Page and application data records
◇ ◇ ◇ ◇ ◇ ◇ ◇
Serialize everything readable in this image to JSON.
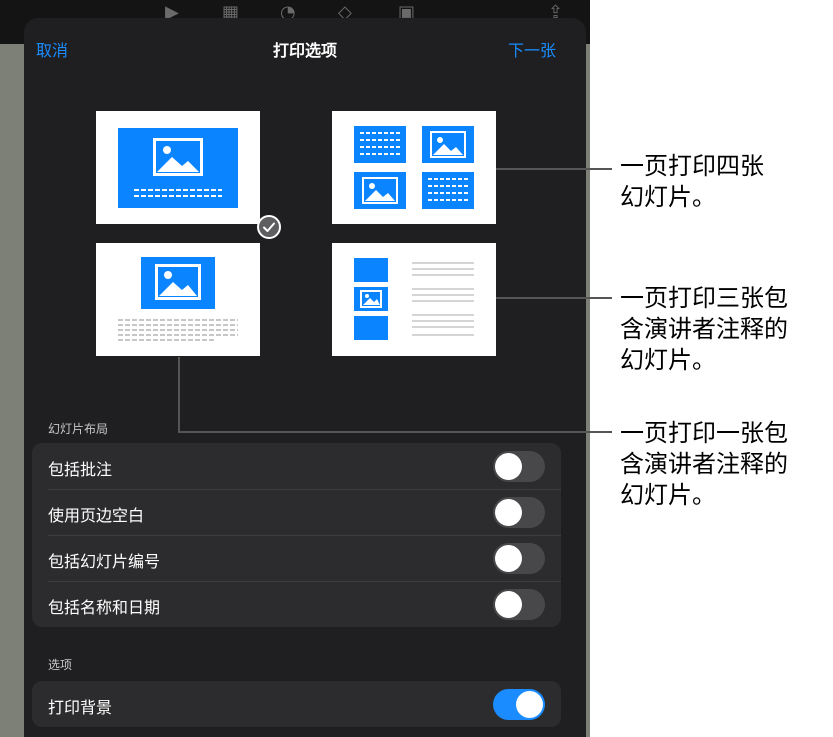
{
  "sheet": {
    "title": "打印选项",
    "cancel_label": "取消",
    "next_label": "下一张"
  },
  "layouts": [
    {
      "name": "one-slide",
      "selected": true
    },
    {
      "name": "four-slides",
      "selected": false
    },
    {
      "name": "one-slide-with-notes",
      "selected": false
    },
    {
      "name": "three-slides-with-notes",
      "selected": false
    }
  ],
  "slide_layout_section": {
    "header": "幻灯片布局",
    "rows": [
      {
        "label": "包括批注",
        "on": false
      },
      {
        "label": "使用页边空白",
        "on": false
      },
      {
        "label": "包括幻灯片编号",
        "on": false
      },
      {
        "label": "包括名称和日期",
        "on": false
      }
    ]
  },
  "options_section": {
    "header": "选项",
    "rows": [
      {
        "label": "打印背景",
        "on": true
      }
    ]
  },
  "callouts": {
    "four": [
      "一页打印四张",
      "幻灯片。"
    ],
    "three_notes": [
      "一页打印三张包",
      "含演讲者注释的",
      "幻灯片。"
    ],
    "one_notes": [
      "一页打印一张包",
      "含演讲者注释的",
      "幻灯片。"
    ]
  },
  "colors": {
    "accent": "#1a8cff",
    "slide_blue": "#0a84ff",
    "sheet": "#1f1f21",
    "group": "#2c2c2e"
  }
}
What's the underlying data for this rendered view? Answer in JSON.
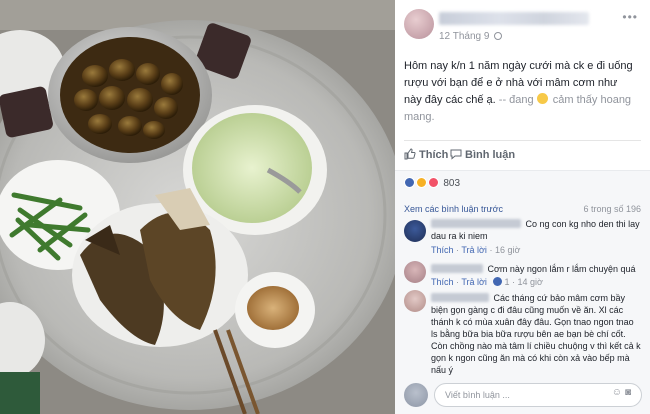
{
  "photo": {
    "description_icon": "food-photo"
  },
  "post": {
    "time": "12 Tháng 9",
    "text": "Hôm nay k/n 1 năm ngày cưới mà ck e đi uống rượu với bạn để e ở nhà với mâm cơm như này đây các chế ạ.",
    "feeling_prefix": "-- đang",
    "feeling": "cảm thấy hoang mang.",
    "actions": {
      "like": "Thích",
      "comment": "Bình luận"
    },
    "reactions_count": "803"
  },
  "comments_section": {
    "view_previous": "Xem các bình luận trước",
    "count": "6 trong số 196",
    "comments": [
      {
        "text": "Co ng con kg nho den thi lay dau ra ki niem",
        "like": "Thích",
        "reply": "Trả lời",
        "time": "16 giờ",
        "likes": ""
      },
      {
        "text": "Cơm này ngon lắm r lắm chuyện quá",
        "like": "Thích",
        "reply": "Trả lời",
        "time": "14 giờ",
        "likes": "1"
      },
      {
        "text": "Các tháng cứ bảo mâm cơm bầy biện gọn gàng c đi đâu cũng muốn về ăn. Xl các thánh k có mùa xuân đây đâu. Gọn tnao ngon tnao ls bằng bữa bia bữa rượu bên ae bạn bè chí cốt. Còn chồng nào mà tâm lí chiều chuộng v thì kết cả k gọn k ngon cũng ăn mà có khi còn xả vào bếp mà nấu ý"
      }
    ],
    "write_placeholder": "Viết bình luận ..."
  },
  "colors": {
    "fb_blue": "#4267b2",
    "link_blue": "#385898",
    "text": "#1d2129",
    "meta": "#90949c"
  }
}
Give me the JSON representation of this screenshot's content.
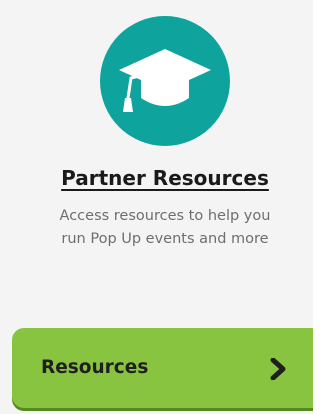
{
  "card": {
    "icon": "graduation-cap-icon",
    "title": "Partner Resources",
    "description_lines": [
      "Access resources to help you",
      "run Pop Up events and more"
    ],
    "button": {
      "label": "Resources",
      "icon": "chevron-right-icon"
    }
  },
  "colors": {
    "icon_circle": "#0fa39e",
    "button_background": "#88c440",
    "button_shadow": "#558a22",
    "title_text": "#1a1a1a",
    "description_text": "#6e6e6e",
    "card_background": "#f4f4f4"
  }
}
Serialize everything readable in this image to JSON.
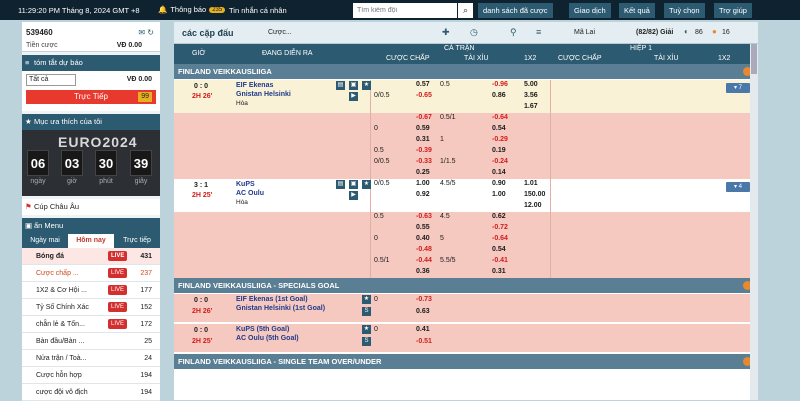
{
  "topbar": {
    "time": "11:29:20 PM Tháng 8, 2024 GMT +8",
    "notice": "Thông báo",
    "notice_badge": "235",
    "messages": "Tin nhắn cá nhân",
    "search_placeholder": "Tìm kiếm đội",
    "nav": [
      "danh sách đã cược",
      "Giao dịch",
      "Kết quả",
      "Tuỳ chọn",
      "Trợ giúp"
    ]
  },
  "account": {
    "id": "539460",
    "cash_label": "Tiền cược",
    "cash_value": "VĐ 0.00"
  },
  "predict": {
    "header": "tóm tắt dự báo",
    "select": "Tất cả",
    "value": "VĐ 0.00"
  },
  "live": {
    "label": "Trực Tiếp",
    "count": "99"
  },
  "favorites": {
    "header": "Mục ưa thích của tôi"
  },
  "euro": {
    "title": "EURO2024",
    "days": "06",
    "hours": "03",
    "minutes": "30",
    "seconds": "39",
    "l_days": "ngày",
    "l_hours": "giờ",
    "l_minutes": "phút",
    "l_seconds": "giây"
  },
  "cup": {
    "label": "Cúp Châu Âu"
  },
  "menu": {
    "header": "ẩn Menu",
    "tabs": [
      "Ngày mai",
      "Hôm nay",
      "Trực tiếp"
    ]
  },
  "sports": [
    {
      "name": "Bóng đá",
      "live": "LIVE",
      "count": "431"
    },
    {
      "name": "Cược chấp ...",
      "live": "LIVE",
      "count": "237"
    },
    {
      "name": "1X2 & Cơ Hội ...",
      "live": "LIVE",
      "count": "177"
    },
    {
      "name": "Tỷ Số Chính Xác",
      "live": "LIVE",
      "count": "152"
    },
    {
      "name": "chẵn lẻ & Tổn...",
      "live": "LIVE",
      "count": "172"
    },
    {
      "name": "Bàn đầu/Bàn ...",
      "live": "",
      "count": "25"
    },
    {
      "name": "Nửa trận / Toà...",
      "live": "",
      "count": "24"
    },
    {
      "name": "Cược hỗn hợp",
      "live": "",
      "count": "194"
    },
    {
      "name": "cược đội vô địch",
      "live": "",
      "count": "194"
    }
  ],
  "main": {
    "title": "các cặp đấu",
    "bet_select": "Cược...",
    "market": "Mã Lai",
    "games": "(82/82) Giải",
    "count86": "86",
    "count16": "16"
  },
  "columns": {
    "time": "GIỜ",
    "event": "ĐANG DIỄN RA",
    "full": "CẢ TRẬN",
    "half": "HIỆP 1",
    "handicap": "CƯỢC CHẤP",
    "ou": "TÀI XỈU",
    "x12": "1X2",
    "handicap2": "CƯỢC CHẤP",
    "ou2": "TÀI XỈU",
    "x122": "1X2"
  },
  "sections": [
    "FINLAND VEIKKAUSLIIGA",
    "FINLAND VEIKKAUSLIIGA - SPECIALS GOAL",
    "FINLAND VEIKKAUSLIIGA - SINGLE TEAM OVER/UNDER"
  ],
  "match1": {
    "score": "0 : 0",
    "time": "2H 26'",
    "home": "EIF Ekenas",
    "away": "Gnistan Helsinki",
    "draw": "Hòa",
    "more": "▾ 7",
    "rows": [
      [
        "",
        "0.57",
        "0.5",
        "-0.96",
        "5.00"
      ],
      [
        "0/0.5",
        "-0.65",
        "",
        "0.86",
        "3.56"
      ],
      [
        "",
        "",
        "",
        "",
        "1.67"
      ],
      [
        "",
        "-0.67",
        "0.5/1",
        "-0.64",
        ""
      ],
      [
        "0",
        "0.59",
        "",
        "0.54",
        ""
      ],
      [
        "",
        "0.31",
        "1",
        "-0.29",
        ""
      ],
      [
        "0.5",
        "-0.39",
        "",
        "0.19",
        ""
      ],
      [
        "0/0.5",
        "-0.33",
        "1/1.5",
        "-0.24",
        ""
      ],
      [
        "",
        "0.25",
        "",
        "0.14",
        ""
      ]
    ]
  },
  "match2": {
    "score": "3 : 1",
    "time": "2H 25'",
    "home": "KuPS",
    "away": "AC Oulu",
    "draw": "Hòa",
    "more": "▾ 4",
    "rows": [
      [
        "0/0.5",
        "1.00",
        "4.5/5",
        "0.90",
        "1.01"
      ],
      [
        "",
        "0.92",
        "",
        "1.00",
        "150.00"
      ],
      [
        "",
        "",
        "",
        "",
        "12.00"
      ],
      [
        "0.5",
        "-0.63",
        "4.5",
        "0.62",
        ""
      ],
      [
        "",
        "0.55",
        "",
        "-0.72",
        ""
      ],
      [
        "0",
        "0.40",
        "5",
        "-0.64",
        ""
      ],
      [
        "",
        "-0.48",
        "",
        "0.54",
        ""
      ],
      [
        "0.5/1",
        "-0.44",
        "5.5/5",
        "-0.41",
        ""
      ],
      [
        "",
        "0.36",
        "",
        "0.31",
        ""
      ]
    ]
  },
  "match3": {
    "score": "0 : 0",
    "time": "2H 26'",
    "home": "EIF Ekenas (1st Goal)",
    "away": "Gnistan Helsinki (1st Goal)",
    "hcp": "0",
    "o1": "-0.73",
    "o2": "0.63"
  },
  "match4": {
    "score": "0 : 0",
    "time": "2H 25'",
    "home": "KuPS (5th Goal)",
    "away": "AC Oulu (5th Goal)",
    "hcp": "0",
    "o1": "0.41",
    "o2": "-0.51"
  }
}
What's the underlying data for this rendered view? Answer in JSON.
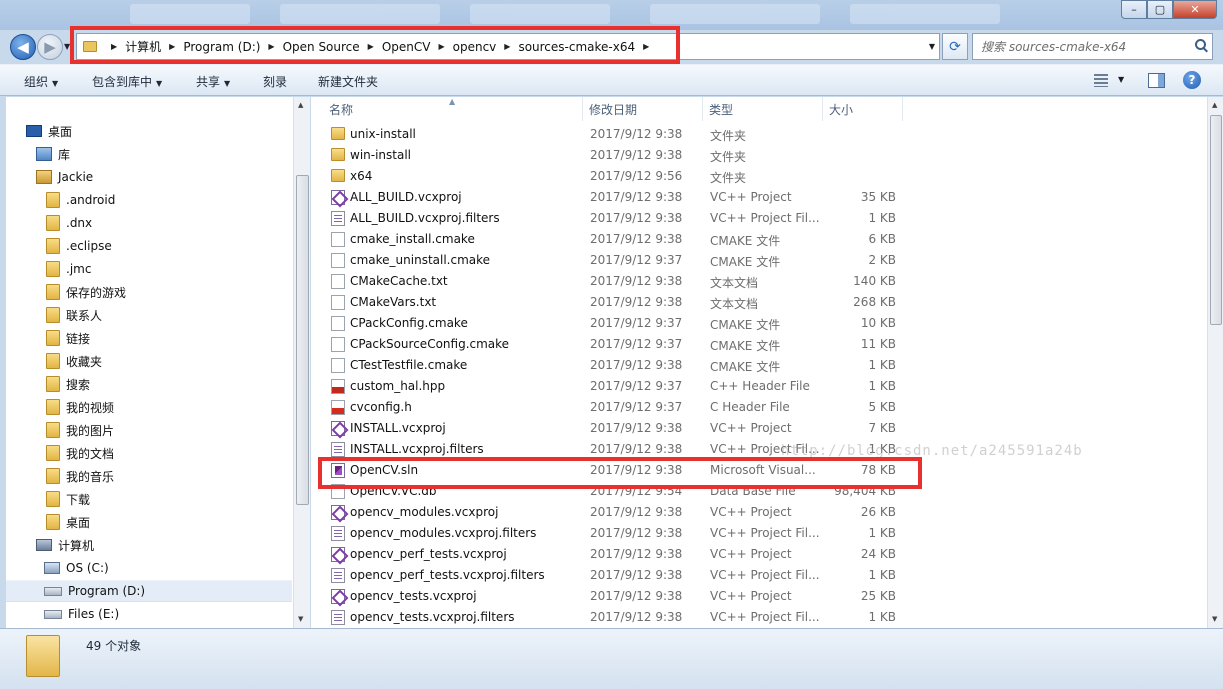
{
  "window": {
    "minimize_label": "–",
    "maximize_label": "▢",
    "close_label": "✕"
  },
  "address": {
    "crumbs": [
      "计算机",
      "Program (D:)",
      "Open Source",
      "OpenCV",
      "opencv",
      "sources-cmake-x64"
    ],
    "search_placeholder": "搜索 sources-cmake-x64"
  },
  "toolbar": {
    "organize": "组织",
    "include_in_library": "包含到库中",
    "share": "共享",
    "burn": "刻录",
    "new_folder": "新建文件夹"
  },
  "nav": {
    "items": [
      {
        "label": "桌面",
        "icon": "desktop-icon"
      },
      {
        "label": "库",
        "icon": "library-icon"
      },
      {
        "label": "Jackie",
        "icon": "user-folder-icon"
      },
      {
        "label": ".android",
        "icon": "folder-icon"
      },
      {
        "label": ".dnx",
        "icon": "folder-icon"
      },
      {
        "label": ".eclipse",
        "icon": "folder-icon"
      },
      {
        "label": ".jmc",
        "icon": "folder-icon"
      },
      {
        "label": "保存的游戏",
        "icon": "saved-games-icon"
      },
      {
        "label": "联系人",
        "icon": "contacts-icon"
      },
      {
        "label": "链接",
        "icon": "links-icon"
      },
      {
        "label": "收藏夹",
        "icon": "favorites-icon"
      },
      {
        "label": "搜索",
        "icon": "searches-icon"
      },
      {
        "label": "我的视频",
        "icon": "videos-icon"
      },
      {
        "label": "我的图片",
        "icon": "pictures-icon"
      },
      {
        "label": "我的文档",
        "icon": "documents-icon"
      },
      {
        "label": "我的音乐",
        "icon": "music-icon"
      },
      {
        "label": "下载",
        "icon": "downloads-icon"
      },
      {
        "label": "桌面",
        "icon": "desktop-folder-icon"
      },
      {
        "label": "计算机",
        "icon": "computer-icon"
      },
      {
        "label": "OS (C:)",
        "icon": "os-drive-icon"
      },
      {
        "label": "Program (D:)",
        "icon": "drive-icon"
      },
      {
        "label": "Files (E:)",
        "icon": "drive-icon"
      }
    ]
  },
  "columns": {
    "name": "名称",
    "date": "修改日期",
    "type": "类型",
    "size": "大小"
  },
  "files": [
    {
      "name": "unix-install",
      "date": "2017/9/12 9:38",
      "type": "文件夹",
      "size": "",
      "icon": "folder"
    },
    {
      "name": "win-install",
      "date": "2017/9/12 9:38",
      "type": "文件夹",
      "size": "",
      "icon": "folder"
    },
    {
      "name": "x64",
      "date": "2017/9/12 9:56",
      "type": "文件夹",
      "size": "",
      "icon": "folder"
    },
    {
      "name": "ALL_BUILD.vcxproj",
      "date": "2017/9/12 9:38",
      "type": "VC++ Project",
      "size": "35 KB",
      "icon": "proj"
    },
    {
      "name": "ALL_BUILD.vcxproj.filters",
      "date": "2017/9/12 9:38",
      "type": "VC++ Project Fil...",
      "size": "1 KB",
      "icon": "filt"
    },
    {
      "name": "cmake_install.cmake",
      "date": "2017/9/12 9:38",
      "type": "CMAKE 文件",
      "size": "6 KB",
      "icon": "doc"
    },
    {
      "name": "cmake_uninstall.cmake",
      "date": "2017/9/12 9:37",
      "type": "CMAKE 文件",
      "size": "2 KB",
      "icon": "doc"
    },
    {
      "name": "CMakeCache.txt",
      "date": "2017/9/12 9:38",
      "type": "文本文档",
      "size": "140 KB",
      "icon": "doc"
    },
    {
      "name": "CMakeVars.txt",
      "date": "2017/9/12 9:38",
      "type": "文本文档",
      "size": "268 KB",
      "icon": "doc"
    },
    {
      "name": "CPackConfig.cmake",
      "date": "2017/9/12 9:37",
      "type": "CMAKE 文件",
      "size": "10 KB",
      "icon": "doc"
    },
    {
      "name": "CPackSourceConfig.cmake",
      "date": "2017/9/12 9:37",
      "type": "CMAKE 文件",
      "size": "11 KB",
      "icon": "doc"
    },
    {
      "name": "CTestTestfile.cmake",
      "date": "2017/9/12 9:38",
      "type": "CMAKE 文件",
      "size": "1 KB",
      "icon": "doc"
    },
    {
      "name": "custom_hal.hpp",
      "date": "2017/9/12 9:37",
      "type": "C++ Header File",
      "size": "1 KB",
      "icon": "hpp"
    },
    {
      "name": "cvconfig.h",
      "date": "2017/9/12 9:37",
      "type": "C Header File",
      "size": "5 KB",
      "icon": "h"
    },
    {
      "name": "INSTALL.vcxproj",
      "date": "2017/9/12 9:38",
      "type": "VC++ Project",
      "size": "7 KB",
      "icon": "proj"
    },
    {
      "name": "INSTALL.vcxproj.filters",
      "date": "2017/9/12 9:38",
      "type": "VC++ Project Fil...",
      "size": "1 KB",
      "icon": "filt"
    },
    {
      "name": "OpenCV.sln",
      "date": "2017/9/12 9:38",
      "type": "Microsoft Visual...",
      "size": "78 KB",
      "icon": "sln"
    },
    {
      "name": "OpenCV.VC.db",
      "date": "2017/9/12 9:54",
      "type": "Data Base File",
      "size": "98,404 KB",
      "icon": "db"
    },
    {
      "name": "opencv_modules.vcxproj",
      "date": "2017/9/12 9:38",
      "type": "VC++ Project",
      "size": "26 KB",
      "icon": "proj"
    },
    {
      "name": "opencv_modules.vcxproj.filters",
      "date": "2017/9/12 9:38",
      "type": "VC++ Project Fil...",
      "size": "1 KB",
      "icon": "filt"
    },
    {
      "name": "opencv_perf_tests.vcxproj",
      "date": "2017/9/12 9:38",
      "type": "VC++ Project",
      "size": "24 KB",
      "icon": "proj"
    },
    {
      "name": "opencv_perf_tests.vcxproj.filters",
      "date": "2017/9/12 9:38",
      "type": "VC++ Project Fil...",
      "size": "1 KB",
      "icon": "filt"
    },
    {
      "name": "opencv_tests.vcxproj",
      "date": "2017/9/12 9:38",
      "type": "VC++ Project",
      "size": "25 KB",
      "icon": "proj"
    },
    {
      "name": "opencv_tests.vcxproj.filters",
      "date": "2017/9/12 9:38",
      "type": "VC++ Project Fil...",
      "size": "1 KB",
      "icon": "filt"
    }
  ],
  "watermark": "http://blog.csdn.net/a245591a24b",
  "status": {
    "count": "49 个对象"
  },
  "colors": {
    "highlight_box": "#e8312e",
    "toolbar_bg": "#dce7f4"
  }
}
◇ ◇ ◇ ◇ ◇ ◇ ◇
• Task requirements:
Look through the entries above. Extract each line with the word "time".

• Your solution:
    "time": "12 Tháng 9",
        "time": "16 giờ",
        "time": "14 giờ",
    "time": "11:29:20 PM Tháng 8, 2024 GMT +8",
    "time": "GIỜ",
    "time": "2H 26'",
    "time": "2H 25'",
    "time": "2H 26'",
    "time": "2H 25'",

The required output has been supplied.